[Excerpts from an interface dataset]
*** Begin section ***

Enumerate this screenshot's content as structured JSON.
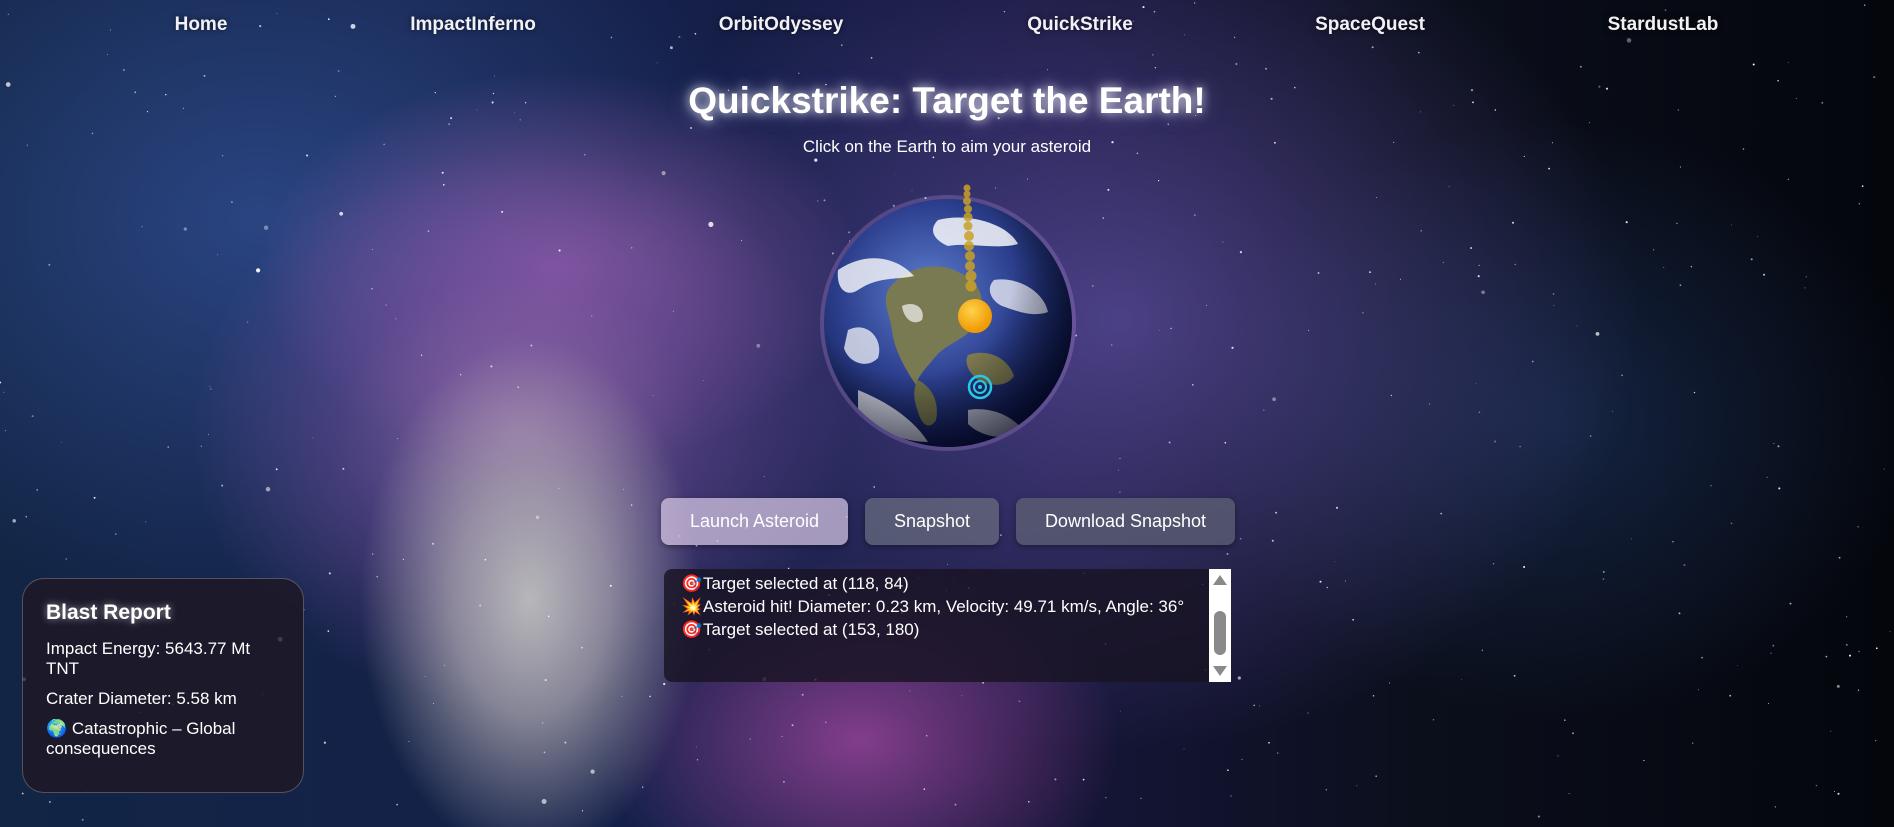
{
  "nav": {
    "items": [
      {
        "label": "Home"
      },
      {
        "label": "ImpactInferno"
      },
      {
        "label": "OrbitOdyssey"
      },
      {
        "label": "QuickStrike"
      },
      {
        "label": "SpaceQuest"
      },
      {
        "label": "StardustLab"
      }
    ]
  },
  "header": {
    "title": "Quickstrike: Target the Earth!",
    "subtitle": "Click on the Earth to aim your asteroid"
  },
  "canvas": {
    "earth_icon": "earth-globe",
    "asteroid_icon": "asteroid-orange-ball",
    "target_icon": "target-reticle"
  },
  "buttons": {
    "launch": "Launch Asteroid",
    "snapshot": "Snapshot",
    "download": "Download Snapshot"
  },
  "log": {
    "entries": [
      {
        "icon": "🎯",
        "text": "Target selected at (118, 84)"
      },
      {
        "icon": "💥",
        "text": "Asteroid hit! Diameter: 0.23 km, Velocity: 49.71 km/s, Angle: 36°"
      },
      {
        "icon": "🎯",
        "text": "Target selected at (153, 180)"
      }
    ]
  },
  "report": {
    "title": "Blast Report",
    "energy": "Impact Energy: 5643.77 Mt TNT",
    "crater": "Crater Diameter: 5.58 km",
    "severity_icon": "🌍",
    "severity": "Catastrophic – Global consequences"
  },
  "colors": {
    "asteroid": "#f7a90b",
    "trail": "#c9a227",
    "target": "#28c9e8"
  }
}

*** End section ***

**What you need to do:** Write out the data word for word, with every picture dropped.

**Written answer:**
Enumerate this screenshot's content as structured JSON.
{
  "nav": {
    "items": [
      {
        "label": "Home"
      },
      {
        "label": "ImpactInferno"
      },
      {
        "label": "OrbitOdyssey"
      },
      {
        "label": "QuickStrike"
      },
      {
        "label": "SpaceQuest"
      },
      {
        "label": "StardustLab"
      }
    ]
  },
  "header": {
    "title": "Quickstrike: Target the Earth!",
    "subtitle": "Click on the Earth to aim your asteroid"
  },
  "canvas": {
    "earth_icon": "earth-globe",
    "asteroid_icon": "asteroid-orange-ball",
    "target_icon": "target-reticle"
  },
  "buttons": {
    "launch": "Launch Asteroid",
    "snapshot": "Snapshot",
    "download": "Download Snapshot"
  },
  "log": {
    "entries": [
      {
        "icon": "🎯",
        "text": "Target selected at (118, 84)"
      },
      {
        "icon": "💥",
        "text": "Asteroid hit! Diameter: 0.23 km, Velocity: 49.71 km/s, Angle: 36°"
      },
      {
        "icon": "🎯",
        "text": "Target selected at (153, 180)"
      }
    ]
  },
  "report": {
    "title": "Blast Report",
    "energy": "Impact Energy: 5643.77 Mt TNT",
    "crater": "Crater Diameter: 5.58 km",
    "severity_icon": "🌍",
    "severity": "Catastrophic – Global consequences"
  },
  "colors": {
    "asteroid": "#f7a90b",
    "trail": "#c9a227",
    "target": "#28c9e8"
  }
}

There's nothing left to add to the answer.